> _Required work_:
Each line below should be set down again unchanged.

(Records supplied Opens)

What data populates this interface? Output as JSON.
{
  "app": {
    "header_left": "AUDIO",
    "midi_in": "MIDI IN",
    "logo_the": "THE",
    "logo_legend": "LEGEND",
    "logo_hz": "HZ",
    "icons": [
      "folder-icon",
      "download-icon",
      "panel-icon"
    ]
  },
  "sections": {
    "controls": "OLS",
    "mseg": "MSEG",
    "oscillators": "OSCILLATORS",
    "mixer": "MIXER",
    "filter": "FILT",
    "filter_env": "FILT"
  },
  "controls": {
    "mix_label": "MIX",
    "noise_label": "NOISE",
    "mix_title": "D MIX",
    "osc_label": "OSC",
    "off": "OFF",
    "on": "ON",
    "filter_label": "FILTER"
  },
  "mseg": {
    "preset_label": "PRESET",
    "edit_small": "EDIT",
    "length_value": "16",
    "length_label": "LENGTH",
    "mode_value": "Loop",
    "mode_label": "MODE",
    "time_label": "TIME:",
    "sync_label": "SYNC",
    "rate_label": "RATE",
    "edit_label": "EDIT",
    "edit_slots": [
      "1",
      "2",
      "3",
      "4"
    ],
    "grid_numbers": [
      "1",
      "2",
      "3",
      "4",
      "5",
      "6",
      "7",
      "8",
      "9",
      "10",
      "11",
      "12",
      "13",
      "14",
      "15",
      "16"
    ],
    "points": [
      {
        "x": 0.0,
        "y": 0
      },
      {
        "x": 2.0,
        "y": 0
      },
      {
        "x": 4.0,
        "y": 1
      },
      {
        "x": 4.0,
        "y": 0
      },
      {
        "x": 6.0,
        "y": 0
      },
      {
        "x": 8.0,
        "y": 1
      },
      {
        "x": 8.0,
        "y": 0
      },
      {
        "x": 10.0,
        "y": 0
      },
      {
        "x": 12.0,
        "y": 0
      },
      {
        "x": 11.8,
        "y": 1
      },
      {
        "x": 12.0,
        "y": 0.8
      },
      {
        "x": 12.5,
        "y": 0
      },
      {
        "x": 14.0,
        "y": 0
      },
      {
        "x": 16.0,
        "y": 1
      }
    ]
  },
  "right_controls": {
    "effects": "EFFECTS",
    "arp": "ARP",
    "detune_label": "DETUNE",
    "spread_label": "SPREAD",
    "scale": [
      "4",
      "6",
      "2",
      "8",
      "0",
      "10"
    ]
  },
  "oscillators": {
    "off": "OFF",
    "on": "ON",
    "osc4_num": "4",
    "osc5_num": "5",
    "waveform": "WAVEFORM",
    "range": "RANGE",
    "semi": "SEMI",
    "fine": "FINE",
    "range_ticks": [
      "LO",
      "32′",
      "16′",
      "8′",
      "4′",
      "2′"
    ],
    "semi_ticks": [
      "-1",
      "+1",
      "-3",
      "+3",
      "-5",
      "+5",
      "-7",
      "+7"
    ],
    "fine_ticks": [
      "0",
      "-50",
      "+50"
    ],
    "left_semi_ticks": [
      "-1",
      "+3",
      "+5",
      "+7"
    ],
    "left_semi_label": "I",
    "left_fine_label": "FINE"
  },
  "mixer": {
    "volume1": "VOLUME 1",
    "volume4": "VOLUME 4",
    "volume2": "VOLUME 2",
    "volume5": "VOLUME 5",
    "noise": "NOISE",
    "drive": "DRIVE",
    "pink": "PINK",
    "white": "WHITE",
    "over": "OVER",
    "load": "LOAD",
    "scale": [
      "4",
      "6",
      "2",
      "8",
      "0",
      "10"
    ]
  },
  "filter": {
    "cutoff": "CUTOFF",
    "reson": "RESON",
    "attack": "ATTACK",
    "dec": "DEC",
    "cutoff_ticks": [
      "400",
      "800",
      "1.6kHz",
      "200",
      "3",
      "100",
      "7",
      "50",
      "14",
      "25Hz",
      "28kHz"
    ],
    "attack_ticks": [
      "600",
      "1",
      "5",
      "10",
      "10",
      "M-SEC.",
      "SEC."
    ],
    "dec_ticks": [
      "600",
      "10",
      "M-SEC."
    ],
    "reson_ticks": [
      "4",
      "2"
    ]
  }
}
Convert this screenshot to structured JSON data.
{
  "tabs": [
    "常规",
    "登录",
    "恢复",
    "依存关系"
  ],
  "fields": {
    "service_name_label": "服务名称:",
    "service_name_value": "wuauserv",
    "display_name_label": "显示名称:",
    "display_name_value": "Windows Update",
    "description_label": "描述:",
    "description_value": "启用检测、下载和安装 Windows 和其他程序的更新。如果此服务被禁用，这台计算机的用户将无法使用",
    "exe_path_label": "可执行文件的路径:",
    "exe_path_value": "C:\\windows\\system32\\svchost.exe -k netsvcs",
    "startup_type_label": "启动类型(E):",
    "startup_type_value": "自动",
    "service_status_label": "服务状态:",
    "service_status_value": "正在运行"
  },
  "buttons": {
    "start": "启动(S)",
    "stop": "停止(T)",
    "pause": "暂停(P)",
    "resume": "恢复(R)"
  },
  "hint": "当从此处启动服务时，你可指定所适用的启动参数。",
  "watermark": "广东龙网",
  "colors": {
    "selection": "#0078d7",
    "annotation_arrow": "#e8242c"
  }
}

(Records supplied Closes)

> _Expected answer_:
What data populates this interface? Output as JSON.
{
  "app": {
    "header_left": "AUDIO",
    "midi_in": "MIDI IN",
    "logo_the": "THE",
    "logo_legend": "LEGEND",
    "logo_hz": "HZ",
    "icons": [
      "folder-icon",
      "download-icon",
      "panel-icon"
    ]
  },
  "sections": {
    "controls": "OLS",
    "mseg": "MSEG",
    "oscillators": "OSCILLATORS",
    "mixer": "MIXER",
    "filter": "FILT",
    "filter_env": "FILT"
  },
  "controls": {
    "mix_label": "MIX",
    "noise_label": "NOISE",
    "mix_title": "D MIX",
    "osc_label": "OSC",
    "off": "OFF",
    "on": "ON",
    "filter_label": "FILTER"
  },
  "mseg": {
    "preset_label": "PRESET",
    "edit_small": "EDIT",
    "length_value": "16",
    "length_label": "LENGTH",
    "mode_value": "Loop",
    "mode_label": "MODE",
    "time_label": "TIME:",
    "sync_label": "SYNC",
    "rate_label": "RATE",
    "edit_label": "EDIT",
    "edit_slots": [
      "1",
      "2",
      "3",
      "4"
    ],
    "grid_numbers": [
      "1",
      "2",
      "3",
      "4",
      "5",
      "6",
      "7",
      "8",
      "9",
      "10",
      "11",
      "12",
      "13",
      "14",
      "15",
      "16"
    ],
    "points": [
      {
        "x": 0.0,
        "y": 0
      },
      {
        "x": 2.0,
        "y": 0
      },
      {
        "x": 4.0,
        "y": 1
      },
      {
        "x": 4.0,
        "y": 0
      },
      {
        "x": 6.0,
        "y": 0
      },
      {
        "x": 8.0,
        "y": 1
      },
      {
        "x": 8.0,
        "y": 0
      },
      {
        "x": 10.0,
        "y": 0
      },
      {
        "x": 12.0,
        "y": 0
      },
      {
        "x": 11.8,
        "y": 1
      },
      {
        "x": 12.0,
        "y": 0.8
      },
      {
        "x": 12.5,
        "y": 0
      },
      {
        "x": 14.0,
        "y": 0
      },
      {
        "x": 16.0,
        "y": 1
      }
    ]
  },
  "right_controls": {
    "effects": "EFFECTS",
    "arp": "ARP",
    "detune_label": "DETUNE",
    "spread_label": "SPREAD",
    "scale": [
      "4",
      "6",
      "2",
      "8",
      "0",
      "10"
    ]
  },
  "oscillators": {
    "off": "OFF",
    "on": "ON",
    "osc4_num": "4",
    "osc5_num": "5",
    "waveform": "WAVEFORM",
    "range": "RANGE",
    "semi": "SEMI",
    "fine": "FINE",
    "range_ticks": [
      "LO",
      "32′",
      "16′",
      "8′",
      "4′",
      "2′"
    ],
    "semi_ticks": [
      "-1",
      "+1",
      "-3",
      "+3",
      "-5",
      "+5",
      "-7",
      "+7"
    ],
    "fine_ticks": [
      "0",
      "-50",
      "+50"
    ],
    "left_semi_ticks": [
      "-1",
      "+3",
      "+5",
      "+7"
    ],
    "left_semi_label": "I",
    "left_fine_label": "FINE"
  },
  "mixer": {
    "volume1": "VOLUME 1",
    "volume4": "VOLUME 4",
    "volume2": "VOLUME 2",
    "volume5": "VOLUME 5",
    "noise": "NOISE",
    "drive": "DRIVE",
    "pink": "PINK",
    "white": "WHITE",
    "over": "OVER",
    "load": "LOAD",
    "scale": [
      "4",
      "6",
      "2",
      "8",
      "0",
      "10"
    ]
  },
  "filter": {
    "cutoff": "CUTOFF",
    "reson": "RESON",
    "attack": "ATTACK",
    "dec": "DEC",
    "cutoff_ticks": [
      "400",
      "800",
      "1.6kHz",
      "200",
      "3",
      "100",
      "7",
      "50",
      "14",
      "25Hz",
      "28kHz"
    ],
    "attack_ticks": [
      "600",
      "1",
      "5",
      "10",
      "10",
      "M-SEC.",
      "SEC."
    ],
    "dec_ticks": [
      "600",
      "10",
      "M-SEC."
    ],
    "reson_ticks": [
      "4",
      "2"
    ]
  }
}
Convert this screenshot to structured JSON data.
{
  "tabs": [
    "常规",
    "登录",
    "恢复",
    "依存关系"
  ],
  "fields": {
    "service_name_label": "服务名称:",
    "service_name_value": "wuauserv",
    "display_name_label": "显示名称:",
    "display_name_value": "Windows Update",
    "description_label": "描述:",
    "description_value": "启用检测、下载和安装 Windows 和其他程序的更新。如果此服务被禁用，这台计算机的用户将无法使用",
    "exe_path_label": "可执行文件的路径:",
    "exe_path_value": "C:\\windows\\system32\\svchost.exe -k netsvcs",
    "startup_type_label": "启动类型(E):",
    "startup_type_value": "自动",
    "service_status_label": "服务状态:",
    "service_status_value": "正在运行"
  },
  "buttons": {
    "start": "启动(S)",
    "stop": "停止(T)",
    "pause": "暂停(P)",
    "resume": "恢复(R)"
  },
  "hint": "当从此处启动服务时，你可指定所适用的启动参数。",
  "watermark": "广东龙网",
  "colors": {
    "selection": "#0078d7",
    "annotation_arrow": "#e8242c"
  }
}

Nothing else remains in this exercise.